(Items from a dataset)
------------------------------------------------------------------------
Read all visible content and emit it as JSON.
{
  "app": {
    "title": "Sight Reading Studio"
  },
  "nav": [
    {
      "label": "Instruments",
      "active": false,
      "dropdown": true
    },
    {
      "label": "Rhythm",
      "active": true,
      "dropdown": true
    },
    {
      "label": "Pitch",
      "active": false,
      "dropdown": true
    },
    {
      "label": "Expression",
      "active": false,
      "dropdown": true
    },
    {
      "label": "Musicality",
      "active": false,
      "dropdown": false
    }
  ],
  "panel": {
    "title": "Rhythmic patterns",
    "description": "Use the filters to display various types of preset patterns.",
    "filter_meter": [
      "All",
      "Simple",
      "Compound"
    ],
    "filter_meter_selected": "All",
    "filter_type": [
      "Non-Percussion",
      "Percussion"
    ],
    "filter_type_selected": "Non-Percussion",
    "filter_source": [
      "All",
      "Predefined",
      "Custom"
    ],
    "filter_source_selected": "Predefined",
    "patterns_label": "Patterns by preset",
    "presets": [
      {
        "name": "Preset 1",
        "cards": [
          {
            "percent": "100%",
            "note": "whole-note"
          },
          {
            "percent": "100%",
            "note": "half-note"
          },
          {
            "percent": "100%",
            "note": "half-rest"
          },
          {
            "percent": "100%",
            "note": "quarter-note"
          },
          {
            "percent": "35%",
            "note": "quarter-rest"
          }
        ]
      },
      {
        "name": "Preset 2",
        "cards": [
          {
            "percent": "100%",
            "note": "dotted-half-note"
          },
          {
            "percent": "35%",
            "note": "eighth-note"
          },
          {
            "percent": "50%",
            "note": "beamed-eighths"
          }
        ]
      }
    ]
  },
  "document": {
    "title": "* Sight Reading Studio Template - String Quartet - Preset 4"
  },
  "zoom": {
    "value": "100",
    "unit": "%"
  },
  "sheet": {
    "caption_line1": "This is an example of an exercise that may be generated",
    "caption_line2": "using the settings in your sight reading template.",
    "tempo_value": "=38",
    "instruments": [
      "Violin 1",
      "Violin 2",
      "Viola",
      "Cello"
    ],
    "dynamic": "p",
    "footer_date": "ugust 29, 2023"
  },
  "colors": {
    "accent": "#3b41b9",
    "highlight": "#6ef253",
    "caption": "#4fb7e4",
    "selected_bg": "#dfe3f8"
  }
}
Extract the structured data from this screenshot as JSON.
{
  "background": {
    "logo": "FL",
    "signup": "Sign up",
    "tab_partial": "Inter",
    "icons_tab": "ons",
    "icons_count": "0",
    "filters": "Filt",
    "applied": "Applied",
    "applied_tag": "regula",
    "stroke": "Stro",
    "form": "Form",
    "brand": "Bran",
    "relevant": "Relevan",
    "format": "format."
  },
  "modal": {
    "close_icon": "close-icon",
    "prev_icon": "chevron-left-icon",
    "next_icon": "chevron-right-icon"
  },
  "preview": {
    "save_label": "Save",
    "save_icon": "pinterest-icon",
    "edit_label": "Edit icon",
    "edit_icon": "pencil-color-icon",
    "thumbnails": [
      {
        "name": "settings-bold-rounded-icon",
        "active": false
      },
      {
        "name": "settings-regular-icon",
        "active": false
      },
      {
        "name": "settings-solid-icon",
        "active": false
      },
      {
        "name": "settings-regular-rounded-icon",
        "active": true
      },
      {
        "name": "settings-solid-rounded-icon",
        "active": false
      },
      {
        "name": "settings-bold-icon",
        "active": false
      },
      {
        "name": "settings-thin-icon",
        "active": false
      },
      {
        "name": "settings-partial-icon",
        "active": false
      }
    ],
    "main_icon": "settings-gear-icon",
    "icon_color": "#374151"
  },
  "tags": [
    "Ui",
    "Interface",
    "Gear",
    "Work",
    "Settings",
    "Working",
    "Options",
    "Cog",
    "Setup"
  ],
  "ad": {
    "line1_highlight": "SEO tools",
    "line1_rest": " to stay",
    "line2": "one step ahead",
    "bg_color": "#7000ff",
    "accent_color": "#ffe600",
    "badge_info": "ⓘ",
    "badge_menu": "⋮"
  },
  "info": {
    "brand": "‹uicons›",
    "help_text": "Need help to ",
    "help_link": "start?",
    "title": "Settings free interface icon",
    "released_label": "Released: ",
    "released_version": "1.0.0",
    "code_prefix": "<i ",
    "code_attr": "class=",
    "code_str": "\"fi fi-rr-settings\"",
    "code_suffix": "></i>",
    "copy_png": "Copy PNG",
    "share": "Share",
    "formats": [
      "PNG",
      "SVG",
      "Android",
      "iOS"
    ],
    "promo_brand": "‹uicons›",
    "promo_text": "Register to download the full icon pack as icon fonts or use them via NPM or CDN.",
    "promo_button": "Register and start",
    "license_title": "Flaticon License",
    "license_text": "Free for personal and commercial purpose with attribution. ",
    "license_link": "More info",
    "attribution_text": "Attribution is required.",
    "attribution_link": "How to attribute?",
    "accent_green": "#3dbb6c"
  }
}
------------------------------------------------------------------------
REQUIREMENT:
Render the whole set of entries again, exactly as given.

EXERCISE SOLUTION:
Read all visible content and emit it as JSON.
{
  "app": {
    "title": "Sight Reading Studio"
  },
  "nav": [
    {
      "label": "Instruments",
      "active": false,
      "dropdown": true
    },
    {
      "label": "Rhythm",
      "active": true,
      "dropdown": true
    },
    {
      "label": "Pitch",
      "active": false,
      "dropdown": true
    },
    {
      "label": "Expression",
      "active": false,
      "dropdown": true
    },
    {
      "label": "Musicality",
      "active": false,
      "dropdown": false
    }
  ],
  "panel": {
    "title": "Rhythmic patterns",
    "description": "Use the filters to display various types of preset patterns.",
    "filter_meter": [
      "All",
      "Simple",
      "Compound"
    ],
    "filter_meter_selected": "All",
    "filter_type": [
      "Non-Percussion",
      "Percussion"
    ],
    "filter_type_selected": "Non-Percussion",
    "filter_source": [
      "All",
      "Predefined",
      "Custom"
    ],
    "filter_source_selected": "Predefined",
    "patterns_label": "Patterns by preset",
    "presets": [
      {
        "name": "Preset 1",
        "cards": [
          {
            "percent": "100%",
            "note": "whole-note"
          },
          {
            "percent": "100%",
            "note": "half-note"
          },
          {
            "percent": "100%",
            "note": "half-rest"
          },
          {
            "percent": "100%",
            "note": "quarter-note"
          },
          {
            "percent": "35%",
            "note": "quarter-rest"
          }
        ]
      },
      {
        "name": "Preset 2",
        "cards": [
          {
            "percent": "100%",
            "note": "dotted-half-note"
          },
          {
            "percent": "35%",
            "note": "eighth-note"
          },
          {
            "percent": "50%",
            "note": "beamed-eighths"
          }
        ]
      }
    ]
  },
  "document": {
    "title": "* Sight Reading Studio Template - String Quartet - Preset 4"
  },
  "zoom": {
    "value": "100",
    "unit": "%"
  },
  "sheet": {
    "caption_line1": "This is an example of an exercise that may be generated",
    "caption_line2": "using the settings in your sight reading template.",
    "tempo_value": "=38",
    "instruments": [
      "Violin 1",
      "Violin 2",
      "Viola",
      "Cello"
    ],
    "dynamic": "p",
    "footer_date": "ugust 29, 2023"
  },
  "colors": {
    "accent": "#3b41b9",
    "highlight": "#6ef253",
    "caption": "#4fb7e4",
    "selected_bg": "#dfe3f8"
  }
}
Extract the structured data from this screenshot as JSON.
{
  "background": {
    "logo": "FL",
    "signup": "Sign up",
    "tab_partial": "Inter",
    "icons_tab": "ons",
    "icons_count": "0",
    "filters": "Filt",
    "applied": "Applied",
    "applied_tag": "regula",
    "stroke": "Stro",
    "form": "Form",
    "brand": "Bran",
    "relevant": "Relevan",
    "format": "format."
  },
  "modal": {
    "close_icon": "close-icon",
    "prev_icon": "chevron-left-icon",
    "next_icon": "chevron-right-icon"
  },
  "preview": {
    "save_label": "Save",
    "save_icon": "pinterest-icon",
    "edit_label": "Edit icon",
    "edit_icon": "pencil-color-icon",
    "thumbnails": [
      {
        "name": "settings-bold-rounded-icon",
        "active": false
      },
      {
        "name": "settings-regular-icon",
        "active": false
      },
      {
        "name": "settings-solid-icon",
        "active": false
      },
      {
        "name": "settings-regular-rounded-icon",
        "active": true
      },
      {
        "name": "settings-solid-rounded-icon",
        "active": false
      },
      {
        "name": "settings-bold-icon",
        "active": false
      },
      {
        "name": "settings-thin-icon",
        "active": false
      },
      {
        "name": "settings-partial-icon",
        "active": false
      }
    ],
    "main_icon": "settings-gear-icon",
    "icon_color": "#374151"
  },
  "tags": [
    "Ui",
    "Interface",
    "Gear",
    "Work",
    "Settings",
    "Working",
    "Options",
    "Cog",
    "Setup"
  ],
  "ad": {
    "line1_highlight": "SEO tools",
    "line1_rest": " to stay",
    "line2": "one step ahead",
    "bg_color": "#7000ff",
    "accent_color": "#ffe600",
    "badge_info": "ⓘ",
    "badge_menu": "⋮"
  },
  "info": {
    "brand": "‹uicons›",
    "help_text": "Need help to ",
    "help_link": "start?",
    "title": "Settings free interface icon",
    "released_label": "Released: ",
    "released_version": "1.0.0",
    "code_prefix": "<i ",
    "code_attr": "class=",
    "code_str": "\"fi fi-rr-settings\"",
    "code_suffix": "></i>",
    "copy_png": "Copy PNG",
    "share": "Share",
    "formats": [
      "PNG",
      "SVG",
      "Android",
      "iOS"
    ],
    "promo_brand": "‹uicons›",
    "promo_text": "Register to download the full icon pack as icon fonts or use them via NPM or CDN.",
    "promo_button": "Register and start",
    "license_title": "Flaticon License",
    "license_text": "Free for personal and commercial purpose with attribution. ",
    "license_link": "More info",
    "attribution_text": "Attribution is required.",
    "attribution_link": "How to attribute?",
    "accent_green": "#3dbb6c"
  }
}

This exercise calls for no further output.